── Records for processing ──
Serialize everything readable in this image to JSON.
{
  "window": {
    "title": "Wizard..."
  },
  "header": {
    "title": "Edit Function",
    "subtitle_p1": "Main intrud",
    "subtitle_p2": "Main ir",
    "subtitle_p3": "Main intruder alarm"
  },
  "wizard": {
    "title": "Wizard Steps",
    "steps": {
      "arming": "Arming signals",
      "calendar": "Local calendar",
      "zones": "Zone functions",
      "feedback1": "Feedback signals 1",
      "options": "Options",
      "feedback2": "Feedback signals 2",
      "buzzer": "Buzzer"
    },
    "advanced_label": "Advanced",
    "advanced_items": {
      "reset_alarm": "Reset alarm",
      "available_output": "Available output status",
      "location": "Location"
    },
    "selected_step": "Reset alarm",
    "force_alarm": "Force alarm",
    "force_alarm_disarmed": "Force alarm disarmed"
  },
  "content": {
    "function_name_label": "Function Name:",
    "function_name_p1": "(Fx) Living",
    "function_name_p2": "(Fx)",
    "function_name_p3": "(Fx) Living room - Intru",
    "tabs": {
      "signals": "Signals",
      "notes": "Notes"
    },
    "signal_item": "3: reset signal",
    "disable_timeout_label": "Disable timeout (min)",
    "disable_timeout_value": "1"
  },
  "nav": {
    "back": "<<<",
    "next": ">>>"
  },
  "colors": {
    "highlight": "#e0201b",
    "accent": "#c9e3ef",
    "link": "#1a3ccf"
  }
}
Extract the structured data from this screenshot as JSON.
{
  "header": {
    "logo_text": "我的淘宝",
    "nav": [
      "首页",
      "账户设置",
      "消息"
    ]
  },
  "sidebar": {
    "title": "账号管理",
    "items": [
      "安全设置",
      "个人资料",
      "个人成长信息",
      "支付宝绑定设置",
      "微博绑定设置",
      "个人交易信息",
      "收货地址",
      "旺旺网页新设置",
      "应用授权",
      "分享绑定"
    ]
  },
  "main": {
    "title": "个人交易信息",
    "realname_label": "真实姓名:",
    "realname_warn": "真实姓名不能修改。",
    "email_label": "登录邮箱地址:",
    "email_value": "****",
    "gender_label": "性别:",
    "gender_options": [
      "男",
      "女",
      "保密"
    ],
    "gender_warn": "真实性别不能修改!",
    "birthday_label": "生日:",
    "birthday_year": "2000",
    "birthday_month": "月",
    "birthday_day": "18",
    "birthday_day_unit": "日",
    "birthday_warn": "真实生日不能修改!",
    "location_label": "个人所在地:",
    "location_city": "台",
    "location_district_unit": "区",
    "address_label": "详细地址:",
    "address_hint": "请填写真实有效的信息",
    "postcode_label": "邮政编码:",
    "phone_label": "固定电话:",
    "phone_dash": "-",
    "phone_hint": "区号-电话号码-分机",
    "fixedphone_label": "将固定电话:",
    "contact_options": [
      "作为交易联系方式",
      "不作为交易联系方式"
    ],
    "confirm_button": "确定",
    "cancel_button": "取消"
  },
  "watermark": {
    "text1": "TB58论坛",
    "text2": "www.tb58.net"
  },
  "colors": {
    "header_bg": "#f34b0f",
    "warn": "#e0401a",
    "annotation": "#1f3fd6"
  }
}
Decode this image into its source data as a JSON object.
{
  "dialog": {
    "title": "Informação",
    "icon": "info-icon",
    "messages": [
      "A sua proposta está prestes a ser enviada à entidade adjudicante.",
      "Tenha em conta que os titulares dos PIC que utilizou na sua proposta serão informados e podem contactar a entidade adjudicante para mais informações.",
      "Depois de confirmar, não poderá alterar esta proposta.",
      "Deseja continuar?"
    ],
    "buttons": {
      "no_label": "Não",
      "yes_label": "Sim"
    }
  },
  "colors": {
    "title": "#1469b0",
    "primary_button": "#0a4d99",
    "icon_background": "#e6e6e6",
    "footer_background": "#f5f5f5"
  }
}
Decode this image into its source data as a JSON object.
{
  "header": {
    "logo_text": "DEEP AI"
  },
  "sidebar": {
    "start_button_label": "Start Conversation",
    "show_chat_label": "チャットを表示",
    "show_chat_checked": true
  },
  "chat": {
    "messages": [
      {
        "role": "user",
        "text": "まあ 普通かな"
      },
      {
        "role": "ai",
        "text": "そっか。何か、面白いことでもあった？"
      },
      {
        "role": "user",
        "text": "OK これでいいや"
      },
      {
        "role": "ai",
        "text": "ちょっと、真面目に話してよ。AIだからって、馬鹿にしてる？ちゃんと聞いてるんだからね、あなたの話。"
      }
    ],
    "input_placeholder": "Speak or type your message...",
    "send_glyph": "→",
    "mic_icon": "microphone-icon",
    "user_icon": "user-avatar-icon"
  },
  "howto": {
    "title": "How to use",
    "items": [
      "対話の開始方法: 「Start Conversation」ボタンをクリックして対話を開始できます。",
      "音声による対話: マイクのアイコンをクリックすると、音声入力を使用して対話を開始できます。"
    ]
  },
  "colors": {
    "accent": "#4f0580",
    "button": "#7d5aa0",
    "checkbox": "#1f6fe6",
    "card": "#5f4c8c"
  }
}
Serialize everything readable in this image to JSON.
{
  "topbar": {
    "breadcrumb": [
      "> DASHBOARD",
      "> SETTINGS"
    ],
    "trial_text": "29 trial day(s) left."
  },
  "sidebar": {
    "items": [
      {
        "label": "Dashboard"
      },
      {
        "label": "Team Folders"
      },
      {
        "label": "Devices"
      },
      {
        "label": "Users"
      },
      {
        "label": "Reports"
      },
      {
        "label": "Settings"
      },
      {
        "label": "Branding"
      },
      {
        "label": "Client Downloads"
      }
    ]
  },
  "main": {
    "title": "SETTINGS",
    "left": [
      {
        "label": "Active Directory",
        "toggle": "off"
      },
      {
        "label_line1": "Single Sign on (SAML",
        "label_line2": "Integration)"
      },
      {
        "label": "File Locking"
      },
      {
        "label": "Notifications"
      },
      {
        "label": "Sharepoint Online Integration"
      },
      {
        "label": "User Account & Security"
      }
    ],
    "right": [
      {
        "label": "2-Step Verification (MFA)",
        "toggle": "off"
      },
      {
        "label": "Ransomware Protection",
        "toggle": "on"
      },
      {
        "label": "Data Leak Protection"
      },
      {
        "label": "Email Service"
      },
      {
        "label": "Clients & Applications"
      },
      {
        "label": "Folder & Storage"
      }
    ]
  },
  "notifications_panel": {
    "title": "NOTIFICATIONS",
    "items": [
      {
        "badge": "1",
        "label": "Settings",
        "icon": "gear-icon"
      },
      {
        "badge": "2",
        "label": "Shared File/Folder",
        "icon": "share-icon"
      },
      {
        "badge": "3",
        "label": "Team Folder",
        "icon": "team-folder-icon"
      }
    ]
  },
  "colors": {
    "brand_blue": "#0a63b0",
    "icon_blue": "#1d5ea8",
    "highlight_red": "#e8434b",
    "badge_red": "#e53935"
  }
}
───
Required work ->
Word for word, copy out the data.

Answer area ->
Serialize everything readable in this image to JSON.
{
  "window": {
    "title": "Wizard..."
  },
  "header": {
    "title": "Edit Function",
    "subtitle_p1": "Main intrud",
    "subtitle_p2": "Main ir",
    "subtitle_p3": "Main intruder alarm"
  },
  "wizard": {
    "title": "Wizard Steps",
    "steps": {
      "arming": "Arming signals",
      "calendar": "Local calendar",
      "zones": "Zone functions",
      "feedback1": "Feedback signals 1",
      "options": "Options",
      "feedback2": "Feedback signals 2",
      "buzzer": "Buzzer"
    },
    "advanced_label": "Advanced",
    "advanced_items": {
      "reset_alarm": "Reset alarm",
      "available_output": "Available output status",
      "location": "Location"
    },
    "selected_step": "Reset alarm",
    "force_alarm": "Force alarm",
    "force_alarm_disarmed": "Force alarm disarmed"
  },
  "content": {
    "function_name_label": "Function Name:",
    "function_name_p1": "(Fx) Living",
    "function_name_p2": "(Fx)",
    "function_name_p3": "(Fx) Living room - Intru",
    "tabs": {
      "signals": "Signals",
      "notes": "Notes"
    },
    "signal_item": "3: reset signal",
    "disable_timeout_label": "Disable timeout (min)",
    "disable_timeout_value": "1"
  },
  "nav": {
    "back": "<<<",
    "next": ">>>"
  },
  "colors": {
    "highlight": "#e0201b",
    "accent": "#c9e3ef",
    "link": "#1a3ccf"
  }
}
Extract the structured data from this screenshot as JSON.
{
  "header": {
    "logo_text": "我的淘宝",
    "nav": [
      "首页",
      "账户设置",
      "消息"
    ]
  },
  "sidebar": {
    "title": "账号管理",
    "items": [
      "安全设置",
      "个人资料",
      "个人成长信息",
      "支付宝绑定设置",
      "微博绑定设置",
      "个人交易信息",
      "收货地址",
      "旺旺网页新设置",
      "应用授权",
      "分享绑定"
    ]
  },
  "main": {
    "title": "个人交易信息",
    "realname_label": "真实姓名:",
    "realname_warn": "真实姓名不能修改。",
    "email_label": "登录邮箱地址:",
    "email_value": "****",
    "gender_label": "性别:",
    "gender_options": [
      "男",
      "女",
      "保密"
    ],
    "gender_warn": "真实性别不能修改!",
    "birthday_label": "生日:",
    "birthday_year": "2000",
    "birthday_month": "月",
    "birthday_day": "18",
    "birthday_day_unit": "日",
    "birthday_warn": "真实生日不能修改!",
    "location_label": "个人所在地:",
    "location_city": "台",
    "location_district_unit": "区",
    "address_label": "详细地址:",
    "address_hint": "请填写真实有效的信息",
    "postcode_label": "邮政编码:",
    "phone_label": "固定电话:",
    "phone_dash": "-",
    "phone_hint": "区号-电话号码-分机",
    "fixedphone_label": "将固定电话:",
    "contact_options": [
      "作为交易联系方式",
      "不作为交易联系方式"
    ],
    "confirm_button": "确定",
    "cancel_button": "取消"
  },
  "watermark": {
    "text1": "TB58论坛",
    "text2": "www.tb58.net"
  },
  "colors": {
    "header_bg": "#f34b0f",
    "warn": "#e0401a",
    "annotation": "#1f3fd6"
  }
}
Decode this image into its source data as a JSON object.
{
  "dialog": {
    "title": "Informação",
    "icon": "info-icon",
    "messages": [
      "A sua proposta está prestes a ser enviada à entidade adjudicante.",
      "Tenha em conta que os titulares dos PIC que utilizou na sua proposta serão informados e podem contactar a entidade adjudicante para mais informações.",
      "Depois de confirmar, não poderá alterar esta proposta.",
      "Deseja continuar?"
    ],
    "buttons": {
      "no_label": "Não",
      "yes_label": "Sim"
    }
  },
  "colors": {
    "title": "#1469b0",
    "primary_button": "#0a4d99",
    "icon_background": "#e6e6e6",
    "footer_background": "#f5f5f5"
  }
}
Decode this image into its source data as a JSON object.
{
  "header": {
    "logo_text": "DEEP AI"
  },
  "sidebar": {
    "start_button_label": "Start Conversation",
    "show_chat_label": "チャットを表示",
    "show_chat_checked": true
  },
  "chat": {
    "messages": [
      {
        "role": "user",
        "text": "まあ 普通かな"
      },
      {
        "role": "ai",
        "text": "そっか。何か、面白いことでもあった？"
      },
      {
        "role": "user",
        "text": "OK これでいいや"
      },
      {
        "role": "ai",
        "text": "ちょっと、真面目に話してよ。AIだからって、馬鹿にしてる？ちゃんと聞いてるんだからね、あなたの話。"
      }
    ],
    "input_placeholder": "Speak or type your message...",
    "send_glyph": "→",
    "mic_icon": "microphone-icon",
    "user_icon": "user-avatar-icon"
  },
  "howto": {
    "title": "How to use",
    "items": [
      "対話の開始方法: 「Start Conversation」ボタンをクリックして対話を開始できます。",
      "音声による対話: マイクのアイコンをクリックすると、音声入力を使用して対話を開始できます。"
    ]
  },
  "colors": {
    "accent": "#4f0580",
    "button": "#7d5aa0",
    "checkbox": "#1f6fe6",
    "card": "#5f4c8c"
  }
}
Serialize everything readable in this image to JSON.
{
  "topbar": {
    "breadcrumb": [
      "> DASHBOARD",
      "> SETTINGS"
    ],
    "trial_text": "29 trial day(s) left."
  },
  "sidebar": {
    "items": [
      {
        "label": "Dashboard"
      },
      {
        "label": "Team Folders"
      },
      {
        "label": "Devices"
      },
      {
        "label": "Users"
      },
      {
        "label": "Reports"
      },
      {
        "label": "Settings"
      },
      {
        "label": "Branding"
      },
      {
        "label": "Client Downloads"
      }
    ]
  },
  "main": {
    "title": "SETTINGS",
    "left": [
      {
        "label": "Active Directory",
        "toggle": "off"
      },
      {
        "label_line1": "Single Sign on (SAML",
        "label_line2": "Integration)"
      },
      {
        "label": "File Locking"
      },
      {
        "label": "Notifications"
      },
      {
        "label": "Sharepoint Online Integration"
      },
      {
        "label": "User Account & Security"
      }
    ],
    "right": [
      {
        "label": "2-Step Verification (MFA)",
        "toggle": "off"
      },
      {
        "label": "Ransomware Protection",
        "toggle": "on"
      },
      {
        "label": "Data Leak Protection"
      },
      {
        "label": "Email Service"
      },
      {
        "label": "Clients & Applications"
      },
      {
        "label": "Folder & Storage"
      }
    ]
  },
  "notifications_panel": {
    "title": "NOTIFICATIONS",
    "items": [
      {
        "badge": "1",
        "label": "Settings",
        "icon": "gear-icon"
      },
      {
        "badge": "2",
        "label": "Shared File/Folder",
        "icon": "share-icon"
      },
      {
        "badge": "3",
        "label": "Team Folder",
        "icon": "team-folder-icon"
      }
    ]
  },
  "colors": {
    "brand_blue": "#0a63b0",
    "icon_blue": "#1d5ea8",
    "highlight_red": "#e8434b",
    "badge_red": "#e53935"
  }
}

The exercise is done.